The Movie Date is a weekly feature where we discuss movies that may appeal to YA readers. Andrew is The Reading Date’s resident movie critic and this week he discusses In The House (France 2012: Dans la maison) directed by François Ozon.
When a student submits a series of essays describing his fascination with a school chum’s family, his literature professor starts to become obsessed with the boy’s serialized tale.
This is a gentle, slightly comedic French thriller about a writer’s (or filmmaker’s) need to create stories and an audience’s need to consume them. Teacher Germain has grown bored with his teen class’ lack of imagination; in a stack of otherwise dull “how I spent my weekend” essays he’s stunned to find an absolutely riveting (and well-crafted) fragment of a tale. His student Claude describes becoming a regular visitor to his friend Rapha’s home, ostensibly to tutor the boy in math. But it’s clear he’s becoming fascinated with the boy’s parents as well, especially his mother Esther (Emmanuelle Seigner, Frantic). When he describes her as a “boring, middle-class woman,” you know he’s hiding something.
After cautioning the boy against writing about real-life subjects, Germain begins to coach Claude on his storytelling skills. As the student hands in each essay, Germain devours it, often in the company of his gallery-curator wife Jeanne (Kristin Scott Thomas, The English Patient), who offers her opinions as well. As befits the boy’s style, the couple cannot remain mere spectators and start to become characters—and participants—in Claude’s fictional world.
What keeps us guessing throughout is that we’re never quite sure how much of Claude’s story is factual and how much is fiction. Some of it is definitely true—Claude’s friend Rapha is also in the lit class, and Germain and Jeanne glimpse the parents—yet as the story becomes more bizarre and obsessive, we’re pretty sure (or desperately hoping) some of this has to be made up. Adding to the delightful confusion is that, with Germain’s coaching, Claude rewrites chapters in his ad-hoc novel on the fly, so after seeing a scene we’ll sometimes watch a slightly improved version, reminding us that this is fiction.
The storytelling is so rich in this film, and the level of creativity so high, that Claude’s story-within-a-story would have made a fine film in itself, the tale of a manipulative charmer a la the Patricia Highsmith Tom Ripley stories. Though I haven’t seen it recently, Six Degrees of Separation also comes to mind, as a mysterious young man enters a home and spins a tale for a willing couple, revising as he goes.
This fiction-altering-reality story isn’t a high-concept supernatural thing like the recent Ruby Sparks (reviewed here); the quiet magic and mystery are more like the 2003 film Swimming Pool, also a French thriller about an author seeking inspiration. As noted above, this is a big ol’ love letter to fiction, literature, and storytelling and those who live to write and love to read. Near the end, Germain advises Claude:

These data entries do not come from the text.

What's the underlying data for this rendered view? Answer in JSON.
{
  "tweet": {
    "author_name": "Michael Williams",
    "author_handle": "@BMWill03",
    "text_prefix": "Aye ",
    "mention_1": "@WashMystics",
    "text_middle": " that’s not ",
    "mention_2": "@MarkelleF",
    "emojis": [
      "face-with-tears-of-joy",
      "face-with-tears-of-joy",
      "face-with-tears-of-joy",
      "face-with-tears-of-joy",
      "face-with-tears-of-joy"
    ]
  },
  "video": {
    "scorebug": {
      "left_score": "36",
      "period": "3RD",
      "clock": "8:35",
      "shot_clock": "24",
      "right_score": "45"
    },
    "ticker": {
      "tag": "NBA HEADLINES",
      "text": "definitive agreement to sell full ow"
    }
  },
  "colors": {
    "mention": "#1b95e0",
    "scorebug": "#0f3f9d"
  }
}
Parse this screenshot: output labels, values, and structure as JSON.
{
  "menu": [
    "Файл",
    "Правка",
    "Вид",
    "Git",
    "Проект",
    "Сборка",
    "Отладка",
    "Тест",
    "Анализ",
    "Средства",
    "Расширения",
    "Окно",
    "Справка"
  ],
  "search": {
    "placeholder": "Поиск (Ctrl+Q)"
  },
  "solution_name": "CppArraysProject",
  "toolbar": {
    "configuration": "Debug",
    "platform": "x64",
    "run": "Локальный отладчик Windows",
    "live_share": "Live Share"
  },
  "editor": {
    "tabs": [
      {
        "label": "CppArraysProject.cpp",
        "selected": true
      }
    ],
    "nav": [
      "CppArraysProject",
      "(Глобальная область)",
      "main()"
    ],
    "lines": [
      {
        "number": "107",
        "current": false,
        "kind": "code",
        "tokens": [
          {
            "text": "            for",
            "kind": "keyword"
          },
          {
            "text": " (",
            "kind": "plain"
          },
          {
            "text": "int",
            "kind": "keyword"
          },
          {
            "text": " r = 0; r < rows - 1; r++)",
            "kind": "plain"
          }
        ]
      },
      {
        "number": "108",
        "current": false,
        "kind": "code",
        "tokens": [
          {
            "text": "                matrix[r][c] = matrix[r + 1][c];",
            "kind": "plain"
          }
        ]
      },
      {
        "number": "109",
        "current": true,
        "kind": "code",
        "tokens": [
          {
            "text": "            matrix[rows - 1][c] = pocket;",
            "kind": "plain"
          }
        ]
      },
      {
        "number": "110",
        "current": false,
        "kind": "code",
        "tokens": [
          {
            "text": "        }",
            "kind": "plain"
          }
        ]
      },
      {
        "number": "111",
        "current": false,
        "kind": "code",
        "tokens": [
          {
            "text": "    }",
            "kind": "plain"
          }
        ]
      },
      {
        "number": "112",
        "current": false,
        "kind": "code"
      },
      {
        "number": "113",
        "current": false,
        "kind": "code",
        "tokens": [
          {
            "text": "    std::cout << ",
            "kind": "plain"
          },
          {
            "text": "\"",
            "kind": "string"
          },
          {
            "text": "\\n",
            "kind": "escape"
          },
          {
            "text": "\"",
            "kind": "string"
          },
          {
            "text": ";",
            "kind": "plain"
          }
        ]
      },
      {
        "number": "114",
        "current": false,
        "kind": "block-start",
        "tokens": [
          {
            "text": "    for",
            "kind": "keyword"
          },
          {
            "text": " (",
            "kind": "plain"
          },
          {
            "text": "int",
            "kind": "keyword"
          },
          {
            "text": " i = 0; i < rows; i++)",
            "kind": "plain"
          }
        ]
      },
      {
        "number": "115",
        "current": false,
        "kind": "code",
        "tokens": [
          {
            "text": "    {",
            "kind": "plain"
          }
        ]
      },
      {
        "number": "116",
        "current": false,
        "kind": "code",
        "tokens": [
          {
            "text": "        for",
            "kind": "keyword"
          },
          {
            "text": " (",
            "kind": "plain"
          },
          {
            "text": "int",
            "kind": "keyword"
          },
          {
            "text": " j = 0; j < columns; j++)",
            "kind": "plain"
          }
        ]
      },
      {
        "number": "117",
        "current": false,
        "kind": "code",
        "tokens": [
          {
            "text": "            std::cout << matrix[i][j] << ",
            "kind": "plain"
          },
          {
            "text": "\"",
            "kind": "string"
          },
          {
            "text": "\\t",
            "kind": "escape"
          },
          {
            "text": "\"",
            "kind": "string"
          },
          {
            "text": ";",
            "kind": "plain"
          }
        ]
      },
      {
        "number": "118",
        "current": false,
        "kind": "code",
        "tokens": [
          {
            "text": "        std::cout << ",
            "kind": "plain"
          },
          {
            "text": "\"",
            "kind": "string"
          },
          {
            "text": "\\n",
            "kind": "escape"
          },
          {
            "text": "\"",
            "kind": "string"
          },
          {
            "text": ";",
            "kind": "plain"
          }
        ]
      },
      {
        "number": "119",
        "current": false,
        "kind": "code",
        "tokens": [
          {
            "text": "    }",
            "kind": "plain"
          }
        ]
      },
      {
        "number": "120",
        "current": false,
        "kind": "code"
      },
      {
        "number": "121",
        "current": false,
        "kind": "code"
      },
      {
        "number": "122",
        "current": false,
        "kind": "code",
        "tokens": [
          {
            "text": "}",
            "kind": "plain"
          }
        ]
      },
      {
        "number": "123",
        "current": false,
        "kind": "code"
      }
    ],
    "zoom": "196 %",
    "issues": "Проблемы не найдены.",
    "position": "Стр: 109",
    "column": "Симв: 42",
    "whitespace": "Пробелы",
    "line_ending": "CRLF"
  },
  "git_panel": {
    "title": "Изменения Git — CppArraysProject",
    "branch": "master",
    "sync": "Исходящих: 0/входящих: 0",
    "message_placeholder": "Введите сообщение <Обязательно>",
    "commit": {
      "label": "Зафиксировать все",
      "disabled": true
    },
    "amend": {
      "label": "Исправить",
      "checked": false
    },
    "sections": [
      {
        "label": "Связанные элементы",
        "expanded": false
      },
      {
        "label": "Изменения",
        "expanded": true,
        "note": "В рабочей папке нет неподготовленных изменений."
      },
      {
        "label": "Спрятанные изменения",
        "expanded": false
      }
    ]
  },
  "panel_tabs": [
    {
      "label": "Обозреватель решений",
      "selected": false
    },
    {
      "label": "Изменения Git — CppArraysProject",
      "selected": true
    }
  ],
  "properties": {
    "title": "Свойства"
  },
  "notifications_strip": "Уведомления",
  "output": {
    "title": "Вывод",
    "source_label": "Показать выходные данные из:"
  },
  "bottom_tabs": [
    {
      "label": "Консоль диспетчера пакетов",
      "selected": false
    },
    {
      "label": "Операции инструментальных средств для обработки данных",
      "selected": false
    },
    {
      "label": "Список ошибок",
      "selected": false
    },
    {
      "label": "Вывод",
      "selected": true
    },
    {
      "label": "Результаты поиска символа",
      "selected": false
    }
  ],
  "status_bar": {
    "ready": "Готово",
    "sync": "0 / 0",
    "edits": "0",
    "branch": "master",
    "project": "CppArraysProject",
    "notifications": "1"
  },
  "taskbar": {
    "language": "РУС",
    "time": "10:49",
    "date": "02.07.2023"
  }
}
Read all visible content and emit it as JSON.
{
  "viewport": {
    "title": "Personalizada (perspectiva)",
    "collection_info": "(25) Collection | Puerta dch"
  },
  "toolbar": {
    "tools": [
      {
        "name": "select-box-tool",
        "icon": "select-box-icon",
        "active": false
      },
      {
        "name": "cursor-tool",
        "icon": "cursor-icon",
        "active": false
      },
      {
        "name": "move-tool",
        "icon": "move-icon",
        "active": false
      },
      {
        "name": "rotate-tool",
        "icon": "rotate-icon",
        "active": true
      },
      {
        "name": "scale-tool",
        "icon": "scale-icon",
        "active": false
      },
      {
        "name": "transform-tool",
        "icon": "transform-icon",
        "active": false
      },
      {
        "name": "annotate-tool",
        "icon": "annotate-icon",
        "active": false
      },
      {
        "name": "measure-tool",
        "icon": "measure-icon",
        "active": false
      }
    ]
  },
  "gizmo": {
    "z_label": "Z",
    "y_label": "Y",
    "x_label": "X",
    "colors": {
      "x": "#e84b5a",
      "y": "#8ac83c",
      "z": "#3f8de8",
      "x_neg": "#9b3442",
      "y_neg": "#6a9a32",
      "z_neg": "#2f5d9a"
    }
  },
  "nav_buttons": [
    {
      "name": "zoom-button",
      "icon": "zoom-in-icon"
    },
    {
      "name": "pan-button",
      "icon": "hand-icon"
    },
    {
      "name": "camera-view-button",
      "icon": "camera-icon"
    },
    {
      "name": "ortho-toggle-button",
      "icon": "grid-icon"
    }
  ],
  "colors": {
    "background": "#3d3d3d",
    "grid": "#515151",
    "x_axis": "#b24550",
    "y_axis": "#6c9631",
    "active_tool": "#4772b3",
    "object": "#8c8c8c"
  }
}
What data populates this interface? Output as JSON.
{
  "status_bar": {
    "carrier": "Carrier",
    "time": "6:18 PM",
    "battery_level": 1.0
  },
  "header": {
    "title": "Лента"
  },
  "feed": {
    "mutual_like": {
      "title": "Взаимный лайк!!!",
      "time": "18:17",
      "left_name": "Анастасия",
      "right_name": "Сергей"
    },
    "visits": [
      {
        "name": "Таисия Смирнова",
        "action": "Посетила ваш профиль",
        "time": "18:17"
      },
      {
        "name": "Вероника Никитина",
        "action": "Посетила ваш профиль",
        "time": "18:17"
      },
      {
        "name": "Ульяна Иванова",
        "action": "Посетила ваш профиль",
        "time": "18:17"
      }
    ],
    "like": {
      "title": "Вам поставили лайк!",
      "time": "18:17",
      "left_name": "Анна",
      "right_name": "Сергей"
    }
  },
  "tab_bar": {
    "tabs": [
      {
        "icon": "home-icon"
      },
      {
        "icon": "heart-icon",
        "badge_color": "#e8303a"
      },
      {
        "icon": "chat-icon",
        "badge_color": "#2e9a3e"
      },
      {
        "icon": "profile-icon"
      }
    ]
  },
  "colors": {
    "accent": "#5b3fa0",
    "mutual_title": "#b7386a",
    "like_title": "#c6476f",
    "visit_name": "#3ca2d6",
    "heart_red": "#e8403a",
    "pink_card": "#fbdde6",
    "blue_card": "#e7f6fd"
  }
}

You know the secret of a spectacular finale? The reader has to say: “I did not expect that, but any other ending would’ve been impossible.”
That certainly holds true here—and I hope that’s not a spoiler, dear reader.
In the House opened April 19 in Los Angeles and New York and is rated R. Running time: 1 hr. 45 min.
- Movie Review: ‘In the House,’ Starring Fabrice Luchini (movies.nytimes.com)
- Film Review: In The House (Dans La Maison) (oneeyebrowraised.com)
- Francois Ozon invites his audience “In The House” (philipdodds.com)
- In the House (Dans la maison) (cinemainterruptus.wordpress.com)